(Beginning of Records provided)

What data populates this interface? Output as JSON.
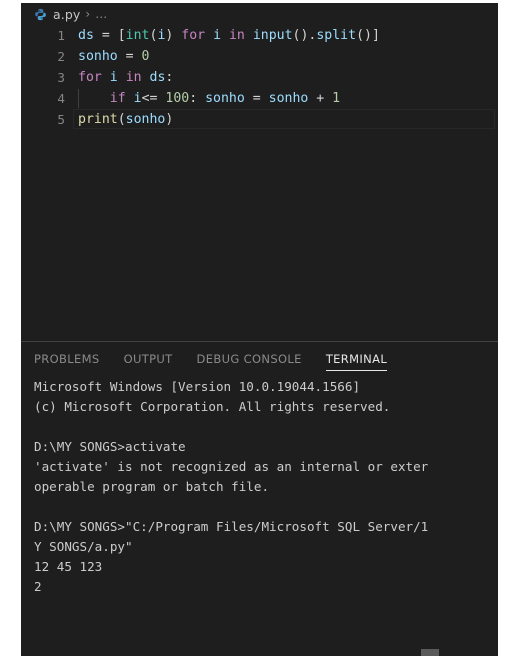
{
  "window": {
    "theme_background": "#1e1e1e",
    "foreground": "#d4d4d4"
  },
  "breadcrumb": {
    "icon": "python-file-icon",
    "file": "a.py",
    "separator": "›",
    "overflow": "…"
  },
  "editor": {
    "language": "python",
    "active_line": 5,
    "lines": [
      {
        "number": "1",
        "text": "ds = [int(i) for i in input().split()]",
        "tokens": [
          {
            "text": "ds",
            "cls": "t-var"
          },
          {
            "text": " = ",
            "cls": "t-op"
          },
          {
            "text": "[",
            "cls": "t-punct"
          },
          {
            "text": "int",
            "cls": "t-type"
          },
          {
            "text": "(",
            "cls": "t-punct"
          },
          {
            "text": "i",
            "cls": "t-var"
          },
          {
            "text": ") ",
            "cls": "t-punct"
          },
          {
            "text": "for",
            "cls": "t-kw"
          },
          {
            "text": " ",
            "cls": "t-plain"
          },
          {
            "text": "i",
            "cls": "t-var"
          },
          {
            "text": " ",
            "cls": "t-plain"
          },
          {
            "text": "in",
            "cls": "t-kw"
          },
          {
            "text": " ",
            "cls": "t-plain"
          },
          {
            "text": "input",
            "cls": "t-var"
          },
          {
            "text": "().",
            "cls": "t-punct"
          },
          {
            "text": "split",
            "cls": "t-var"
          },
          {
            "text": "()]",
            "cls": "t-punct"
          }
        ]
      },
      {
        "number": "2",
        "text": "sonho = 0",
        "tokens": [
          {
            "text": "sonho",
            "cls": "t-var"
          },
          {
            "text": " = ",
            "cls": "t-op"
          },
          {
            "text": "0",
            "cls": "t-num"
          }
        ]
      },
      {
        "number": "3",
        "text": "for i in ds:",
        "tokens": [
          {
            "text": "for",
            "cls": "t-kw"
          },
          {
            "text": " ",
            "cls": "t-plain"
          },
          {
            "text": "i",
            "cls": "t-var"
          },
          {
            "text": " ",
            "cls": "t-plain"
          },
          {
            "text": "in",
            "cls": "t-kw"
          },
          {
            "text": " ",
            "cls": "t-plain"
          },
          {
            "text": "ds",
            "cls": "t-var"
          },
          {
            "text": ":",
            "cls": "t-punct"
          }
        ]
      },
      {
        "number": "4",
        "text": "    if i<= 100: sonho = sonho + 1",
        "tokens": [
          {
            "text": "    ",
            "cls": "t-plain"
          },
          {
            "text": "if",
            "cls": "t-kw"
          },
          {
            "text": " ",
            "cls": "t-plain"
          },
          {
            "text": "i",
            "cls": "t-var"
          },
          {
            "text": "<= ",
            "cls": "t-op"
          },
          {
            "text": "100",
            "cls": "t-num"
          },
          {
            "text": ": ",
            "cls": "t-punct"
          },
          {
            "text": "sonho",
            "cls": "t-var"
          },
          {
            "text": " = ",
            "cls": "t-op"
          },
          {
            "text": "sonho",
            "cls": "t-var"
          },
          {
            "text": " + ",
            "cls": "t-op"
          },
          {
            "text": "1",
            "cls": "t-num"
          }
        ]
      },
      {
        "number": "5",
        "text": "print(sonho)",
        "tokens": [
          {
            "text": "print",
            "cls": "t-func"
          },
          {
            "text": "(",
            "cls": "t-punct"
          },
          {
            "text": "sonho",
            "cls": "t-var"
          },
          {
            "text": ")",
            "cls": "t-punct"
          }
        ]
      }
    ]
  },
  "panel": {
    "tabs": [
      {
        "label": "PROBLEMS",
        "active": false
      },
      {
        "label": "OUTPUT",
        "active": false
      },
      {
        "label": "DEBUG CONSOLE",
        "active": false
      },
      {
        "label": "TERMINAL",
        "active": true
      }
    ]
  },
  "terminal": {
    "lines": [
      "Microsoft Windows [Version 10.0.19044.1566]",
      "(c) Microsoft Corporation. All rights reserved.",
      "",
      "D:\\MY SONGS>activate",
      "'activate' is not recognized as an internal or exter",
      "operable program or batch file.",
      "",
      "D:\\MY SONGS>\"C:/Program Files/Microsoft SQL Server/1",
      "Y SONGS/a.py\"",
      "12 45 123",
      "2"
    ]
  }
}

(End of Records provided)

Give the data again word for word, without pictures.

Completed task:
What data populates this interface? Output as JSON.
{
  "window": {
    "theme_background": "#1e1e1e",
    "foreground": "#d4d4d4"
  },
  "breadcrumb": {
    "icon": "python-file-icon",
    "file": "a.py",
    "separator": "›",
    "overflow": "…"
  },
  "editor": {
    "language": "python",
    "active_line": 5,
    "lines": [
      {
        "number": "1",
        "text": "ds = [int(i) for i in input().split()]",
        "tokens": [
          {
            "text": "ds",
            "cls": "t-var"
          },
          {
            "text": " = ",
            "cls": "t-op"
          },
          {
            "text": "[",
            "cls": "t-punct"
          },
          {
            "text": "int",
            "cls": "t-type"
          },
          {
            "text": "(",
            "cls": "t-punct"
          },
          {
            "text": "i",
            "cls": "t-var"
          },
          {
            "text": ") ",
            "cls": "t-punct"
          },
          {
            "text": "for",
            "cls": "t-kw"
          },
          {
            "text": " ",
            "cls": "t-plain"
          },
          {
            "text": "i",
            "cls": "t-var"
          },
          {
            "text": " ",
            "cls": "t-plain"
          },
          {
            "text": "in",
            "cls": "t-kw"
          },
          {
            "text": " ",
            "cls": "t-plain"
          },
          {
            "text": "input",
            "cls": "t-var"
          },
          {
            "text": "().",
            "cls": "t-punct"
          },
          {
            "text": "split",
            "cls": "t-var"
          },
          {
            "text": "()]",
            "cls": "t-punct"
          }
        ]
      },
      {
        "number": "2",
        "text": "sonho = 0",
        "tokens": [
          {
            "text": "sonho",
            "cls": "t-var"
          },
          {
            "text": " = ",
            "cls": "t-op"
          },
          {
            "text": "0",
            "cls": "t-num"
          }
        ]
      },
      {
        "number": "3",
        "text": "for i in ds:",
        "tokens": [
          {
            "text": "for",
            "cls": "t-kw"
          },
          {
            "text": " ",
            "cls": "t-plain"
          },
          {
            "text": "i",
            "cls": "t-var"
          },
          {
            "text": " ",
            "cls": "t-plain"
          },
          {
            "text": "in",
            "cls": "t-kw"
          },
          {
            "text": " ",
            "cls": "t-plain"
          },
          {
            "text": "ds",
            "cls": "t-var"
          },
          {
            "text": ":",
            "cls": "t-punct"
          }
        ]
      },
      {
        "number": "4",
        "text": "    if i<= 100: sonho = sonho + 1",
        "tokens": [
          {
            "text": "    ",
            "cls": "t-plain"
          },
          {
            "text": "if",
            "cls": "t-kw"
          },
          {
            "text": " ",
            "cls": "t-plain"
          },
          {
            "text": "i",
            "cls": "t-var"
          },
          {
            "text": "<= ",
            "cls": "t-op"
          },
          {
            "text": "100",
            "cls": "t-num"
          },
          {
            "text": ": ",
            "cls": "t-punct"
          },
          {
            "text": "sonho",
            "cls": "t-var"
          },
          {
            "text": " = ",
            "cls": "t-op"
          },
          {
            "text": "sonho",
            "cls": "t-var"
          },
          {
            "text": " + ",
            "cls": "t-op"
          },
          {
            "text": "1",
            "cls": "t-num"
          }
        ]
      },
      {
        "number": "5",
        "text": "print(sonho)",
        "tokens": [
          {
            "text": "print",
            "cls": "t-func"
          },
          {
            "text": "(",
            "cls": "t-punct"
          },
          {
            "text": "sonho",
            "cls": "t-var"
          },
          {
            "text": ")",
            "cls": "t-punct"
          }
        ]
      }
    ]
  },
  "panel": {
    "tabs": [
      {
        "label": "PROBLEMS",
        "active": false
      },
      {
        "label": "OUTPUT",
        "active": false
      },
      {
        "label": "DEBUG CONSOLE",
        "active": false
      },
      {
        "label": "TERMINAL",
        "active": true
      }
    ]
  },
  "terminal": {
    "lines": [
      "Microsoft Windows [Version 10.0.19044.1566]",
      "(c) Microsoft Corporation. All rights reserved.",
      "",
      "D:\\MY SONGS>activate",
      "'activate' is not recognized as an internal or exter",
      "operable program or batch file.",
      "",
      "D:\\MY SONGS>\"C:/Program Files/Microsoft SQL Server/1",
      "Y SONGS/a.py\"",
      "12 45 123",
      "2"
    ]
  }
}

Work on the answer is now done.